While the Commission recognizes that States have the right to control their borders, to define the requirements for entering and staying and for expelling foreigners from their territory, and in general to establish their immigration policies, the exercise of this prerogative imposes an obligation on the States to ensure that any policies, laws, and practices they implement respect and guarantee the human rights of all immigrants and their families.

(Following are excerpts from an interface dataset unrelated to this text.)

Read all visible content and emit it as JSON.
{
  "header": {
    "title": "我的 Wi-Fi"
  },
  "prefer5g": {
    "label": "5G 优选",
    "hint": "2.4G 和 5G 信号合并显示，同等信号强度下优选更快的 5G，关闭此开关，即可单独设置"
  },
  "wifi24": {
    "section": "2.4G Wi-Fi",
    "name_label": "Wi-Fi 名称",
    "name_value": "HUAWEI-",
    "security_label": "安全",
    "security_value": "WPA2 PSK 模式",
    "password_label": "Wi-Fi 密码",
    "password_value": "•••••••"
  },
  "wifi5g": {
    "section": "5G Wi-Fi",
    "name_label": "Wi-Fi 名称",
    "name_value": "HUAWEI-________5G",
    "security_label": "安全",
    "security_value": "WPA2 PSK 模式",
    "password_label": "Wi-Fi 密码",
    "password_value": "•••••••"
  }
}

In accordance with its international human rights obligations, the Dominican State should adopt any measures that may be necessary to ensure that racial profiling is not applied in the context of immigration raids and that identity documents are not confiscated or destroyed based on discriminatory criteria. The IACHR reiterates that, in keeping with international norms and standards, immigrants subject to proceedings that may lead to deportation must be afforded minimum guarantees. These include: (i) the right to be heard by the relevant authority in the context of the deportation proceeding and to have sufficient opportunity to exercise their right to a defense; (ii) the right to interpretation and translation; (iii) the right to have legal representation; (iv) the right to consular protection from the moment of detention; (v) the right to receive notification of a deportation order; (vi) access to an effective remedy to appeal a deportation decision; (vii) the right to appeal a deportation decision; and (viii) the right to suspension of deportation while the matter is under appeal.

The Commission calls to mind that the State has the obligation to analyze, establish a basis for, and decide individually on each expulsion or deportation that is carried out. At the same time, the Commission reiterates that collective expulsions are manifestly contrary to international law. Moreover, given the possibility that parents or relatives of people who are entitled to Dominican nationality may be deported, the IACHR believes that any proceedings that could result in the deportation of these individuals must take into consideration the best interests of the immigrants’ children and the potential deportee’s right to a family life, in keeping with human rights norms and standards.

The Commission also notes that the Dominican Republic and Haiti signed a “Protocol of Understanding on Repatriation Mechanisms” in 1999. The Commission calls for the commitments made by both States under this accord to be respected. The Commission further urges both States to undertake a dialogue with a view to improving the content and guarantees of this Protocol, so as to ensure that the human rights of those who are repatriated are guaranteed.

A principal, autonomous body of the Organization of American States (OAS), the IACHR derives its mandate from the OAS Charter and the American Convention on Human Rights. The Inter-American Commission has a mandate to promote respect for human rights in the region and acts as a consultative body to the OAS in this area. The Commission is composed of seven independent members who are elected in an individual capacity by the OAS General Assembly and who do not represent their countries of origin or residence.

No. 097/15